§ Task description:
Among the records below, find the lines that hold the word "Baby" and report how many there are, with no other words.

§ Extracted entries:
┄┄┄┄┄┄┄┄┄┄┄┄┄┄┄┄┄┄┄┄

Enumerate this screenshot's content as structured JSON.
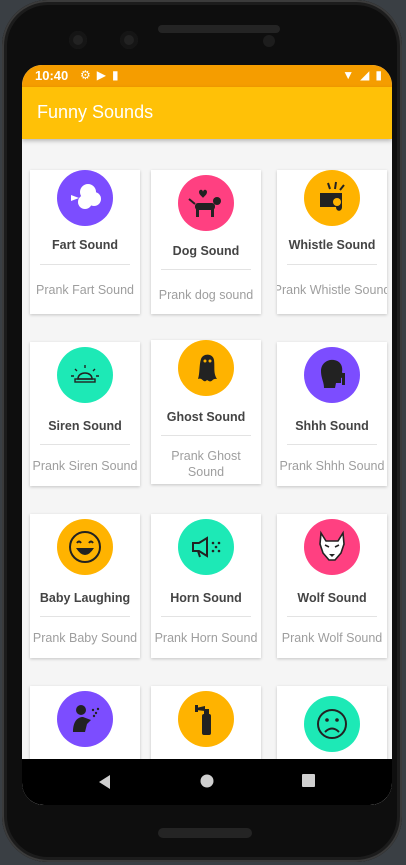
{
  "status_bar": {
    "time": "10:40"
  },
  "app_bar": {
    "title": "Funny Sounds"
  },
  "colors": {
    "status_bar": "#f59d00",
    "app_bar": "#ffc107",
    "purple": "#7c4dff",
    "pink": "#ff4081",
    "amber": "#ffb300",
    "teal": "#1de9b6"
  },
  "cards": [
    {
      "title": "Fart Sound",
      "subtitle": "Prank Fart Sound",
      "icon": "fart-icon"
    },
    {
      "title": "Dog Sound",
      "subtitle": "Prank dog sound",
      "icon": "dog-icon"
    },
    {
      "title": "Whistle Sound",
      "subtitle": "Prank Whistle Sound",
      "icon": "whistle-icon"
    },
    {
      "title": "Siren Sound",
      "subtitle": "Prank Siren Sound",
      "icon": "siren-icon"
    },
    {
      "title": "Ghost Sound",
      "subtitle": "Prank Ghost Sound",
      "icon": "ghost-icon"
    },
    {
      "title": "Shhh Sound",
      "subtitle": "Prank Shhh Sound",
      "icon": "shhh-icon"
    },
    {
      "title": "Baby Laughing",
      "subtitle": "Prank Baby Sound",
      "icon": "laughing-face-icon"
    },
    {
      "title": "Horn Sound",
      "subtitle": "Prank Horn Sound",
      "icon": "horn-icon"
    },
    {
      "title": "Wolf Sound",
      "subtitle": "Prank Wolf Sound",
      "icon": "wolf-icon"
    },
    {
      "title": "",
      "subtitle": "",
      "icon": "sneeze-icon"
    },
    {
      "title": "",
      "subtitle": "",
      "icon": "air-horn-icon"
    },
    {
      "title": "",
      "subtitle": "",
      "icon": "sad-face-icon"
    }
  ],
  "nav": {
    "back": "back-icon",
    "home": "home-icon",
    "recents": "recents-icon"
  }
}
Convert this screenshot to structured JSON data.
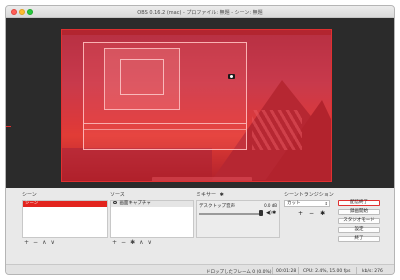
{
  "window": {
    "title": "OBS 0.16.2 (mac) - プロファイル: 無題 - シーン: 無題"
  },
  "docks": {
    "scenes_header": "シーン",
    "sources_header": "ソース",
    "mixer_header": "ミキサー",
    "transitions_header": "シーントランジション",
    "scene_items": [
      "シーン"
    ],
    "source_items": [
      "画面キャプチャ"
    ]
  },
  "mixer": {
    "track_name": "デスクトップ音声",
    "level": "0.0 dB",
    "volume_fraction": 1.0
  },
  "transitions": {
    "selected": "カット"
  },
  "icons": {
    "add": "+",
    "remove": "−",
    "gear": "✱",
    "up": "∧",
    "down": "∨",
    "speaker": "◀)",
    "chevron": "⇕"
  },
  "controls": {
    "start_stream": "配信終了",
    "start_record": "録画開始",
    "studio_mode": "スタジオモード",
    "settings": "設定",
    "exit": "終了"
  },
  "status": {
    "dropped": "ドロップしたフレーム 0 (0.0%)",
    "time": "00:01:28",
    "cpu": "CPU: 2.4%, 15.00 fps",
    "kbps": "kb/s: 276"
  },
  "colors": {
    "scene_selected": "#e2241e",
    "accent": "#e03030"
  }
}
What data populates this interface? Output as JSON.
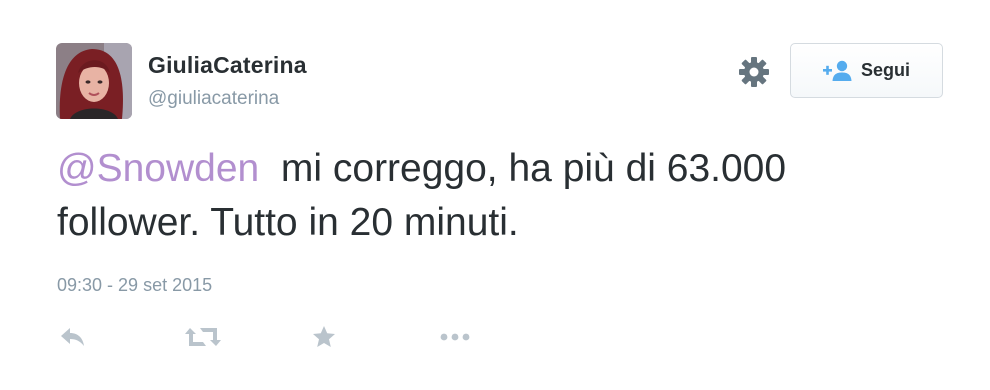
{
  "user": {
    "display_name": "GiuliaCaterina",
    "handle": "@giuliacaterina"
  },
  "follow_button": {
    "label": "Segui"
  },
  "tweet": {
    "mention": "@Snowden",
    "text": "  mi correggo, ha più di 63.000 follower. Tutto in 20 minuti.",
    "timestamp": "09:30 - 29 set 2015"
  },
  "colors": {
    "mention": "#b28fcf",
    "icon_gray": "#bac4cc",
    "follow_icon": "#55acee",
    "text": "#292f33",
    "muted": "#8899a6"
  },
  "icons": {
    "gear": "gear-icon",
    "follow": "follow-person-icon",
    "reply": "reply-icon",
    "retweet": "retweet-icon",
    "favorite": "star-icon",
    "more": "more-dots-icon"
  }
}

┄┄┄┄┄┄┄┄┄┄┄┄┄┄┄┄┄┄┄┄

§ Reply:
2